Vitamin B6 Pyridoxine

  • Involved in the metabolism of fats, especially the unsaturated fatty acids.
  • Required by many amino acids for their metabolism
  • Aids in the production of hydrochloric acid.
  • This vitamin must be present for the production of both red blood cells, and also antibodies. It plays an important role in the body's immune system
  • B6 relieves a wide variety of PMS symptoms, such as breast tenderness, weight gain (water retention) and irritability.
  • Helpful in reducing or eliminating symptoms of nervous tremors and epileptic seizures.
  • Whole grains are a good source of this vitamin.

Vitamin B12

  • Essential for the correct functioning of all cells, especially bone marrow and nervous tissue
  • Required for red blood cell formation.
  • Necessary for normal digestion, absorption of foods, proteins synthesis and carbohydrate and fat metabolism.
  • Found in liver, kidney, meats, fish, dairy products and eggs.


  • Required in the formation of glycogen
  • Essential in the making of fatty acids
  • Found as an ingredient in many of today's shampoos and hair conditioners, is said to repair damaged hair and keep hair healthy.
  • Can be found in Brewer's yeast and nuts.


  • Choline is an active factor in lecithin
  • It aids in the metabolism of fats
  • Helps lower cholesterol
  • Helps in transferring nerve impulse to the brain
  • Useful against memory loss and senile dementia
  • Aids the liver in removing poisons and drugs from the bloodstream.
  • Found in egg yolk, milk, meat, legumes and whole grains.

Pantothenic Acid

  • Has an enhancing effect upon the adrenal glands, and is often taken during stressful conditions
  • It is also necessary during metabolism of fats, carbohydrates and proteins. *Helps form certain hormones and antibodies.
  • Needed for maintenance of healthy digestive tract, skin, nerves and glands. *Found in organ meats, brewer's yeast, egg yolk, whole grain cereal, chicken, bran, and nuts.

Folic acid

  • Is active in the most basic life process that we know, the synthesis of the building blocks of life, DNA. People found to have various types of pre cancerous cells have also been found folic acid deficient. Other symptoms of too little folic acid are slowed metabolism, constipation, and tiredness at inappropriate times of the day.
  • Pregnant women are wise to ensure that intake of folic acid is adequately maintained, as it has been clinically proven to reduce birth defects, including Down's Syndrome.
  • People of all ages, from pregnant women to elderly men, are apparently deficient in the essential substance.
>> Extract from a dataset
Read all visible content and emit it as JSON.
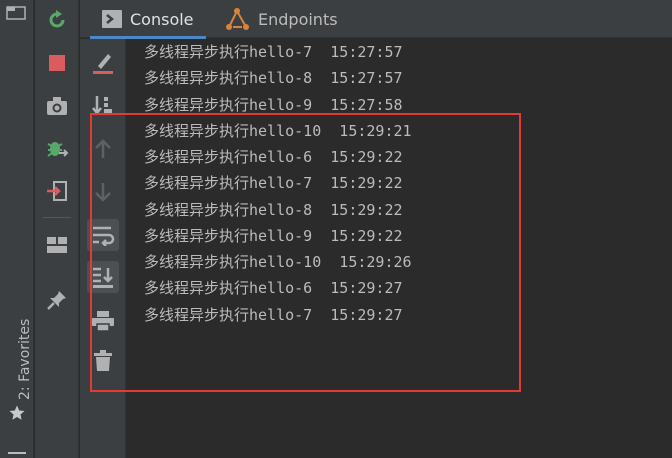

Good sources to obtain the needed 400 to 600 mg daily are broccoli and spinach.

See Also